7. The Executive Order's section 4(c) defines the term “United States per son” as “any United States citizen, permanent resident alien, entity organized under the laws of the United States (including foreign branches), or any person in the United States.”
8. A similar result would obtain if we applied federal choice-of-law principles. Federal common law follows the Restatement (Second) of Conflict of Laws, which also provides for a public policy exception.

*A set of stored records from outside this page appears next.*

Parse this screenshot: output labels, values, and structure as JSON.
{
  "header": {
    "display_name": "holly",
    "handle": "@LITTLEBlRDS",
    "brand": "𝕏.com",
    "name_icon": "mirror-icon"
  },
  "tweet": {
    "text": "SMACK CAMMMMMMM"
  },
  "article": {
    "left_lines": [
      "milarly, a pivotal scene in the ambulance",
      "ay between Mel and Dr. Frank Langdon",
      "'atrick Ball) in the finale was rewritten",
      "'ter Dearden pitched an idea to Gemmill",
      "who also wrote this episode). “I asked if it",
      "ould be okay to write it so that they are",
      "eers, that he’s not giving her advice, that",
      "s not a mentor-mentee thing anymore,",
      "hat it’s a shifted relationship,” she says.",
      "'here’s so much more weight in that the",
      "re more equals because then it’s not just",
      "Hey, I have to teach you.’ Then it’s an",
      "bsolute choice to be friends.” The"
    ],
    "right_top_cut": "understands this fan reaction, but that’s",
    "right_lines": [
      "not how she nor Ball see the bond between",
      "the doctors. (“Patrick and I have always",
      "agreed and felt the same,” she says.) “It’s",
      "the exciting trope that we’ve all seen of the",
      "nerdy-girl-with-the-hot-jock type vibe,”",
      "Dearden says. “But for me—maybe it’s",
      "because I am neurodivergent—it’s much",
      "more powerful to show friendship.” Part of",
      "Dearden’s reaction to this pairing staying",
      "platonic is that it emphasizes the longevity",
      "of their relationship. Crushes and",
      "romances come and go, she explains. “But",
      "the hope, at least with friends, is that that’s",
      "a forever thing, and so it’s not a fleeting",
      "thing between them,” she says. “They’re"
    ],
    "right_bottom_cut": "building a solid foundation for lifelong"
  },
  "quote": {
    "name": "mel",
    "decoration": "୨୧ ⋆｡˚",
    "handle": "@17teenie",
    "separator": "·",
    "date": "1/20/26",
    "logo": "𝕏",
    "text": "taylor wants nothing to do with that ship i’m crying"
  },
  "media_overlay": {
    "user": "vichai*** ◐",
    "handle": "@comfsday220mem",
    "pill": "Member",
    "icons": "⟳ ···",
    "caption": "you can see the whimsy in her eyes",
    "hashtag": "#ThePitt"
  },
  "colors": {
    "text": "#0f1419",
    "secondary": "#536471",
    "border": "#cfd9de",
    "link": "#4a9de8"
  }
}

See Schoenberg v. Exportadora de Sal, S.A. de C.V., 930 F.2d 777, 782 (9th Cir.1991); see also RESTATEMENT (SECOND) OF CONFLICT OF LAWS § 187(2)(b).
9. In addition, the provision of harvesting licenses and customs clearances could well be viewed as “services owned or controlled by the government of Iran.” We need not so decide, however, as section 2(d) applies whether or not one accepts the characterization of governmental licenses and clearances as “services.”
10. Sections 1 and 2 of the Executive Order both qualify their prohibitions with: “Except to the extent provided ․ in regulations, orders, directives, or licenses issued pursuant to this order.” Section 5 authorizes the Secretary of the Treasury to promulgate regulations implementing the Order.
11. Torrez presented the enforceability question in the bankruptcy context and involved real property located in California. See 827 F.2d at 1299.
BERZON, Circuit Judge: